START Input for this task

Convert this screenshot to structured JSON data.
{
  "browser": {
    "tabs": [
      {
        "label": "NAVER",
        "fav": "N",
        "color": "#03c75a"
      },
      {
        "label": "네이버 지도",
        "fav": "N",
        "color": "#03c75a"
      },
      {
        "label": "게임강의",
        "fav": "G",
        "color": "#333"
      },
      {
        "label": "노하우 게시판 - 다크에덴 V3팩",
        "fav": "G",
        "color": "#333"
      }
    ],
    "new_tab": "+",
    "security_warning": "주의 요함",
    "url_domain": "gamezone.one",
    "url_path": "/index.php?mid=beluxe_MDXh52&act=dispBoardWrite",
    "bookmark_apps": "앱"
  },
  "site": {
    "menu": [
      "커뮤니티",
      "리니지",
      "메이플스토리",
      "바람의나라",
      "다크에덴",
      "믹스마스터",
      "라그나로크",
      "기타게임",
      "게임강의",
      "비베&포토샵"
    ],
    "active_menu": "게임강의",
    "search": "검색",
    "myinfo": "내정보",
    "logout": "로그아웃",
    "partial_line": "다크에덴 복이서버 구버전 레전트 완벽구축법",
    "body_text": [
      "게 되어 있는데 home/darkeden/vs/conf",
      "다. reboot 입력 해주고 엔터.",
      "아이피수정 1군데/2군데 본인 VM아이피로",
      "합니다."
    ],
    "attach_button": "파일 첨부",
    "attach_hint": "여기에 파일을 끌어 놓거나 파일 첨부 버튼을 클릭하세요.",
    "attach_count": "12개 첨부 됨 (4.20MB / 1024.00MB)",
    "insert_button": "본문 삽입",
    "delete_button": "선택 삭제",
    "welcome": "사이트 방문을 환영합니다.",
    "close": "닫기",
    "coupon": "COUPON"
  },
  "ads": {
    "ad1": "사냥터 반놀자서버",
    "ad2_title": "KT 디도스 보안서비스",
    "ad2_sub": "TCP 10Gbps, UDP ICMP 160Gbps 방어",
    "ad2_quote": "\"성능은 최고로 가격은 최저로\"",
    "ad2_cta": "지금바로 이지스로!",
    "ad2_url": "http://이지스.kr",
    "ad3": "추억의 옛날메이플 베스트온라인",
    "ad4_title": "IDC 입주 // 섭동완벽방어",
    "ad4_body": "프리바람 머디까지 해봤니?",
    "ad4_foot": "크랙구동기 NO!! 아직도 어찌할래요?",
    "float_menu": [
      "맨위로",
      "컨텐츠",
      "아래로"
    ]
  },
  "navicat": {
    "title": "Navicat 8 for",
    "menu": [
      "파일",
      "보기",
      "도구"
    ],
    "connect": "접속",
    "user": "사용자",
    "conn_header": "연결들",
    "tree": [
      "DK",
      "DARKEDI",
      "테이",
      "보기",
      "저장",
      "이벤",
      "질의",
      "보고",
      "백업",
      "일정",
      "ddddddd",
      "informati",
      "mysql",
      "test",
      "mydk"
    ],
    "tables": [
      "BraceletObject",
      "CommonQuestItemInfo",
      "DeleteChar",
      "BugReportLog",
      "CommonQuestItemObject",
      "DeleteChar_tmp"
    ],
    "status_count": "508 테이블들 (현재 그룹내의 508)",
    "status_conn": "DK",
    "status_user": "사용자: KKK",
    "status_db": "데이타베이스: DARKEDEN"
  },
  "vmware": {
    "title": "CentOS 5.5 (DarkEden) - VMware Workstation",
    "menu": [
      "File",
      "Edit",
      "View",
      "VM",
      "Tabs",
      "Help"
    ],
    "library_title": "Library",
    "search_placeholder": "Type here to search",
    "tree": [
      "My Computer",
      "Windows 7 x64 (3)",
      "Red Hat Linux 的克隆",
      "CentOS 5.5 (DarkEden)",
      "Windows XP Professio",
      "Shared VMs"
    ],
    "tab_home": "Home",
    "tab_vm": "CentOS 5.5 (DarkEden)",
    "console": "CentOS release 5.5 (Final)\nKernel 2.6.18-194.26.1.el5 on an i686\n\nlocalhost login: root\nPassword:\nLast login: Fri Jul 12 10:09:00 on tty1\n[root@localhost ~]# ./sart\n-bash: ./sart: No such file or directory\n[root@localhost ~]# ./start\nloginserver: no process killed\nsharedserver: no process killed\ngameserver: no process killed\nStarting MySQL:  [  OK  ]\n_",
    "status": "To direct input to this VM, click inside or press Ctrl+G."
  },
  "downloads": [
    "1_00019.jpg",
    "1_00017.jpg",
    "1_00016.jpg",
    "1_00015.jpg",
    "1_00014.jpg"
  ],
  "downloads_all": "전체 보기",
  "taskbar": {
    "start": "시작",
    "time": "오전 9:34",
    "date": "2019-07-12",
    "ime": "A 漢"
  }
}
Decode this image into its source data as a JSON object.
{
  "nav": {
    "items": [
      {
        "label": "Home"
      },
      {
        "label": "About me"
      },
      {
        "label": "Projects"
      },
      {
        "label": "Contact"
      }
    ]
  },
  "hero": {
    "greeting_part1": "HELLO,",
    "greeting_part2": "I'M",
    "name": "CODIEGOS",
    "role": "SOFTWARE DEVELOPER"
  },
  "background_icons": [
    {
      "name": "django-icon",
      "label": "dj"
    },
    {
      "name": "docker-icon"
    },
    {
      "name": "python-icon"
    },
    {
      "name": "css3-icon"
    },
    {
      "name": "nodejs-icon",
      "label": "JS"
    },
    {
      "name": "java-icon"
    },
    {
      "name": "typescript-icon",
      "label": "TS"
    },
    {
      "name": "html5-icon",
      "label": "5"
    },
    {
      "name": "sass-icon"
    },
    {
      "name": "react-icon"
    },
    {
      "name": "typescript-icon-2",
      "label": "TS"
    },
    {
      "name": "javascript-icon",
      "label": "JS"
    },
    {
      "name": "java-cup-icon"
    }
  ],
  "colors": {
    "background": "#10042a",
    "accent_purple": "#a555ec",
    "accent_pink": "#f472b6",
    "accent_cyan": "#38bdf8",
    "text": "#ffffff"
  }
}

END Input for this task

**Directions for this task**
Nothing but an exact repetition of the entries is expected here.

**Exercise answer**
Convert this screenshot to structured JSON data.
{
  "browser": {
    "tabs": [
      {
        "label": "NAVER",
        "fav": "N",
        "color": "#03c75a"
      },
      {
        "label": "네이버 지도",
        "fav": "N",
        "color": "#03c75a"
      },
      {
        "label": "게임강의",
        "fav": "G",
        "color": "#333"
      },
      {
        "label": "노하우 게시판 - 다크에덴 V3팩",
        "fav": "G",
        "color": "#333"
      }
    ],
    "new_tab": "+",
    "security_warning": "주의 요함",
    "url_domain": "gamezone.one",
    "url_path": "/index.php?mid=beluxe_MDXh52&act=dispBoardWrite",
    "bookmark_apps": "앱"
  },
  "site": {
    "menu": [
      "커뮤니티",
      "리니지",
      "메이플스토리",
      "바람의나라",
      "다크에덴",
      "믹스마스터",
      "라그나로크",
      "기타게임",
      "게임강의",
      "비베&포토샵"
    ],
    "active_menu": "게임강의",
    "search": "검색",
    "myinfo": "내정보",
    "logout": "로그아웃",
    "partial_line": "다크에덴 복이서버 구버전 레전트 완벽구축법",
    "body_text": [
      "게 되어 있는데 home/darkeden/vs/conf",
      "다. reboot 입력 해주고 엔터.",
      "아이피수정 1군데/2군데 본인 VM아이피로",
      "합니다."
    ],
    "attach_button": "파일 첨부",
    "attach_hint": "여기에 파일을 끌어 놓거나 파일 첨부 버튼을 클릭하세요.",
    "attach_count": "12개 첨부 됨 (4.20MB / 1024.00MB)",
    "insert_button": "본문 삽입",
    "delete_button": "선택 삭제",
    "welcome": "사이트 방문을 환영합니다.",
    "close": "닫기",
    "coupon": "COUPON"
  },
  "ads": {
    "ad1": "사냥터 반놀자서버",
    "ad2_title": "KT 디도스 보안서비스",
    "ad2_sub": "TCP 10Gbps, UDP ICMP 160Gbps 방어",
    "ad2_quote": "\"성능은 최고로 가격은 최저로\"",
    "ad2_cta": "지금바로 이지스로!",
    "ad2_url": "http://이지스.kr",
    "ad3": "추억의 옛날메이플 베스트온라인",
    "ad4_title": "IDC 입주 // 섭동완벽방어",
    "ad4_body": "프리바람 머디까지 해봤니?",
    "ad4_foot": "크랙구동기 NO!! 아직도 어찌할래요?",
    "float_menu": [
      "맨위로",
      "컨텐츠",
      "아래로"
    ]
  },
  "navicat": {
    "title": "Navicat 8 for",
    "menu": [
      "파일",
      "보기",
      "도구"
    ],
    "connect": "접속",
    "user": "사용자",
    "conn_header": "연결들",
    "tree": [
      "DK",
      "DARKEDI",
      "테이",
      "보기",
      "저장",
      "이벤",
      "질의",
      "보고",
      "백업",
      "일정",
      "ddddddd",
      "informati",
      "mysql",
      "test",
      "mydk"
    ],
    "tables": [
      "BraceletObject",
      "CommonQuestItemInfo",
      "DeleteChar",
      "BugReportLog",
      "CommonQuestItemObject",
      "DeleteChar_tmp"
    ],
    "status_count": "508 테이블들 (현재 그룹내의 508)",
    "status_conn": "DK",
    "status_user": "사용자: KKK",
    "status_db": "데이타베이스: DARKEDEN"
  },
  "vmware": {
    "title": "CentOS 5.5 (DarkEden) - VMware Workstation",
    "menu": [
      "File",
      "Edit",
      "View",
      "VM",
      "Tabs",
      "Help"
    ],
    "library_title": "Library",
    "search_placeholder": "Type here to search",
    "tree": [
      "My Computer",
      "Windows 7 x64 (3)",
      "Red Hat Linux 的克隆",
      "CentOS 5.5 (DarkEden)",
      "Windows XP Professio",
      "Shared VMs"
    ],
    "tab_home": "Home",
    "tab_vm": "CentOS 5.5 (DarkEden)",
    "console": "CentOS release 5.5 (Final)\nKernel 2.6.18-194.26.1.el5 on an i686\n\nlocalhost login: root\nPassword:\nLast login: Fri Jul 12 10:09:00 on tty1\n[root@localhost ~]# ./sart\n-bash: ./sart: No such file or directory\n[root@localhost ~]# ./start\nloginserver: no process killed\nsharedserver: no process killed\ngameserver: no process killed\nStarting MySQL:  [  OK  ]\n_",
    "status": "To direct input to this VM, click inside or press Ctrl+G."
  },
  "downloads": [
    "1_00019.jpg",
    "1_00017.jpg",
    "1_00016.jpg",
    "1_00015.jpg",
    "1_00014.jpg"
  ],
  "downloads_all": "전체 보기",
  "taskbar": {
    "start": "시작",
    "time": "오전 9:34",
    "date": "2019-07-12",
    "ime": "A 漢"
  }
}
Decode this image into its source data as a JSON object.
{
  "nav": {
    "items": [
      {
        "label": "Home"
      },
      {
        "label": "About me"
      },
      {
        "label": "Projects"
      },
      {
        "label": "Contact"
      }
    ]
  },
  "hero": {
    "greeting_part1": "HELLO,",
    "greeting_part2": "I'M",
    "name": "CODIEGOS",
    "role": "SOFTWARE DEVELOPER"
  },
  "background_icons": [
    {
      "name": "django-icon",
      "label": "dj"
    },
    {
      "name": "docker-icon"
    },
    {
      "name": "python-icon"
    },
    {
      "name": "css3-icon"
    },
    {
      "name": "nodejs-icon",
      "label": "JS"
    },
    {
      "name": "java-icon"
    },
    {
      "name": "typescript-icon",
      "label": "TS"
    },
    {
      "name": "html5-icon",
      "label": "5"
    },
    {
      "name": "sass-icon"
    },
    {
      "name": "react-icon"
    },
    {
      "name": "typescript-icon-2",
      "label": "TS"
    },
    {
      "name": "javascript-icon",
      "label": "JS"
    },
    {
      "name": "java-cup-icon"
    }
  ],
  "colors": {
    "background": "#10042a",
    "accent_purple": "#a555ec",
    "accent_pink": "#f472b6",
    "accent_cyan": "#38bdf8",
    "text": "#ffffff"
  }
}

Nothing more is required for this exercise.